Westchester Family: What age do you recommend girls go for their first visit?
Dr. Elizabeth Rodgers: Ideally, they should see an OB/GYN prior to becoming sexually active or certainly by age 18. As a gynecologist, many adolescents come to me with irregular or painful periods. Prior to this, I educate them about the other areas of reproductive health including contraception and sexually transmitted infection prevention.
Westchester Family: What should parents look for when meeting a new Gynecologist for their daughter?
Dr. Elizabeth Rodgers: It is important to find a provider that is comfortable with the adolescent patient population. Young patients often have different physical, social and emotional concerns that impact their reproductive health and decisions.

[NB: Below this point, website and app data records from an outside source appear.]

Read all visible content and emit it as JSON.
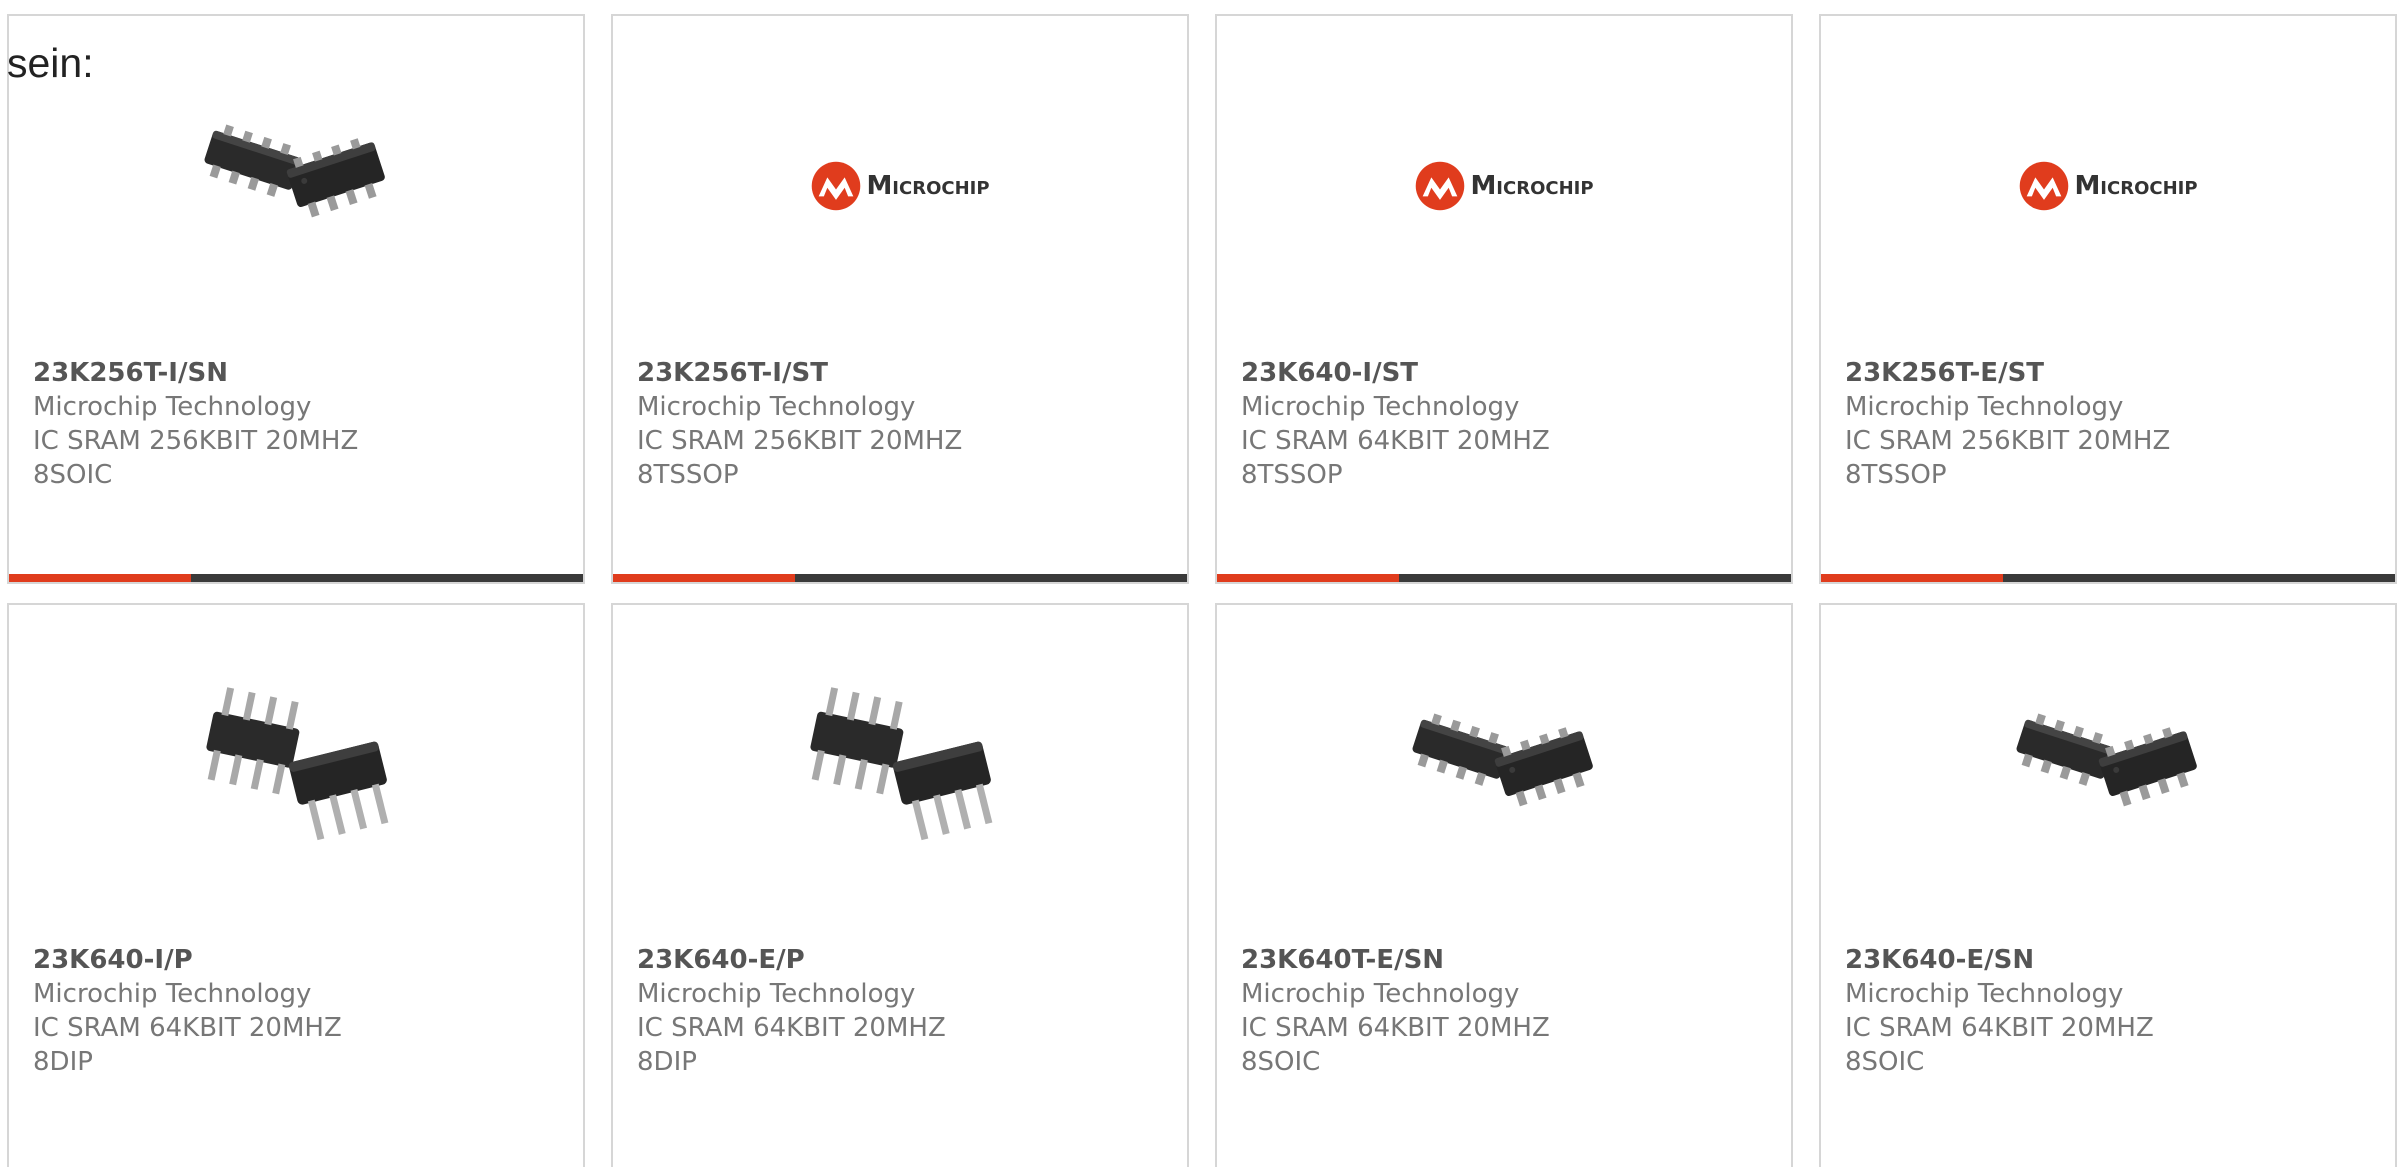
{
  "intro_text": "sein:",
  "colors": {
    "accent": "#e03c1d",
    "bar": "#3a3a3a",
    "card_border": "#d6d6d6",
    "text": "#777777",
    "part_number": "#555555"
  },
  "cards": [
    {
      "part": "23K256T-I/SN",
      "manufacturer": "Microchip Technology",
      "description": "IC SRAM 256KBIT 20MHZ 8SOIC",
      "image": "soic-chip-image"
    },
    {
      "part": "23K256T-I/ST",
      "manufacturer": "Microchip Technology",
      "description": "IC SRAM 256KBIT 20MHZ 8TSSOP",
      "image": "microchip-logo",
      "logo_text": "Microchip"
    },
    {
      "part": "23K640-I/ST",
      "manufacturer": "Microchip Technology",
      "description": "IC SRAM 64KBIT 20MHZ 8TSSOP",
      "image": "microchip-logo",
      "logo_text": "Microchip"
    },
    {
      "part": "23K256T-E/ST",
      "manufacturer": "Microchip Technology",
      "description": "IC SRAM 256KBIT 20MHZ 8TSSOP",
      "image": "microchip-logo",
      "logo_text": "Microchip"
    },
    {
      "part": "23K640-I/P",
      "manufacturer": "Microchip Technology",
      "description": "IC SRAM 64KBIT 20MHZ 8DIP",
      "image": "dip-chip-image"
    },
    {
      "part": "23K640-E/P",
      "manufacturer": "Microchip Technology",
      "description": "IC SRAM 64KBIT 20MHZ 8DIP",
      "image": "dip-chip-image"
    },
    {
      "part": "23K640T-E/SN",
      "manufacturer": "Microchip Technology",
      "description": "IC SRAM 64KBIT 20MHZ 8SOIC",
      "image": "soic-chip-image"
    },
    {
      "part": "23K640-E/SN",
      "manufacturer": "Microchip Technology",
      "description": "IC SRAM 64KBIT 20MHZ 8SOIC",
      "image": "soic-chip-image"
    }
  ]
}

Westchester Family: What is a Gynecologist is looking for in young women?
Dr. Elizabeth Rodgers: It is always important to take into account the whole patient when providing medical care. A medical provider should consider not only the physiologic findings, but also how the patient’s social and emotional life can impact their health.
When I speak with a patient about birth control, I want to understand what is happening in their life – and it is not all about sex. I want to talk about the regularity of their period, if they suffer from acne, if they have bad cramping, and, ultimately, how their period impacts their quality of life.
Westchester Family: Do you have anything else to add?
Dr. Elizabeth Rodgers: All contraceptive options are not created equal, and there is not a one size fits all solution. A few years ago, with the help of a college-age intern, I created a tangible box. This includes samples of the various options so they can physically see the differences between each while we discuss the pros and cons.
For many teens, the ease and accessibility of an over-the-counter birth control pill will be a great option. It has very few medical contraindications which makes it safe for many patients. This being said, I would like to note that the pill is 98% effective in PERFECT use. However, this requires the patient to be compliant with taking a pill each day. For many (especially teens), remembering to take a daily pill can be a burden.
For this reason, I tend to recommend long-acting reversible contraceptives (LARCs). These must be inserted by a medical provider, but do not require daily maintenance. They are available in hormonal and nonhormonal options and are effective for extended periods of time. For example, those who wish to avoid additional hormones, may want to consider Paragard. This IUD is effective for up to 10 years. As an OB/GYN, I encourage patients to consider their options. Additionally, they should have a conversation about what is best for them with their health care provider.